I look forward with interest to the unfolding of the two different B school approaches. I am not sure that Yahoo’s or HP’s will work. For me, the question becomes, “Which iconic high technology company has to flounder for a solution to revenue challenges?”
And, “What is Plan B for these over stressed giants?”
Stephen E Arnold, October 7, 2014
October 6, 2014
I highlighted this remarkable, earth shaking statement from “Google+ Is Hurting the Internet.” Here’s the passage:
…they [users] prefer to get the most relevant results.
The information appears in a Web page presenting “objective study results” conducted for a European group.
The target is poor, old Google. The company has to pump up revenues and margins. Amazon and Facebook are embracing online advertising. The Google X moonshots have not delivered big bucks to the Mountain View redoubt. Mobile search behaves differently from the old fashioned pay to play content inspired by the GoTo, Overture, and Yahoo approach.
What to do?
One answer is or may be Google Plus and user produced content. Another may be to create new user experiences. Some Google users have spotted nesting, a method that creates a Google page with ads within search “experiences.”
Check out the “Hurting” write up. The page links to other content. Is the analysis on point? Well, for the EC crowd, the report just validates what the EC has believed for a few years. For those who root on Google, the report is a misinterpretation of the high value Google delivers for advertisers and the loyal and possible naive users.
Stephen E Arnold, October 6, 2014
October 3, 2014
“Something Will Happen in Google Dominance Probe. Just Don’t Ask Me What—EU Antitrust Chief” may suggest that Google’s woes in the European Community will persist. According to the write up:
[Google] is a company with a huge, huge, huge market share and we have complainants of all sizes.
If the fines are sufficiently large, perhaps the EC’s economic woes can be in part reversed. That just leaves the EC with the challenge of joblessness, immigration, the Ukraine-Russia dust up, and the money demands of Portugal, Ireland, Greece, and Spain.
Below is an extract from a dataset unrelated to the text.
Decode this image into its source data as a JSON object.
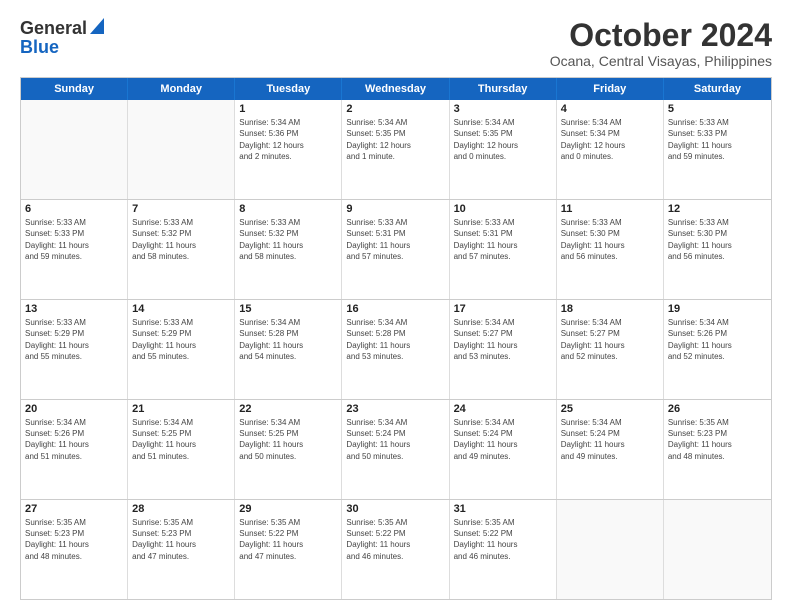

Perhaps should just raise ad rates for EC customers and share the revenue with Brussels/Strasbourg. Better yet why not route the AdWords’ revenue flow from European advertisers to regulators? Can one interpret AdWords as a form of taxation by the country of Google which should pay for cross border transactions?
Stephen E Arnold, October 3, 2014
October 2, 2014
Navigate to “Google Throws Up a New Hurdle for Retailers.” In order to pump up ad revenues, Google is using a nested query box. When a user plugs in a search, a new page displays with ads related to that query or ads which offer competitors’ products. What’s the trick? Google monitors the vendor whose product elicits the user’s “interest” and then implements the nesting. The payoff for Google is ads and more ads to “assist” the person wanting to buy a branded product.
According to the write up:
A Google search for Revolve Clothing brings up a typical Google search results page, except that just underneath the link to Revolve’s home page and above links to other pages on Revolve’s site, there is a search box that shows within it the text, “Results from revolveclothing.com.” A consumer can then search for anything on the revolveclothing.com domain by typing in that search box. That search produces another Google search results page with results from [a competitor].
We learned about this nesting capability in the research for the Google publications published between 2004 and 2009. There is more functionality to generate more pages on which ads can be displayed back at the Google ranch.
If nesting produces an AdWords’ revenue bump, nesting and its allied functions like generating pages Google constructs will diffuse. If no revenue bump is evident, farewell nesting.
Stephen E Arnold, October 2, 2014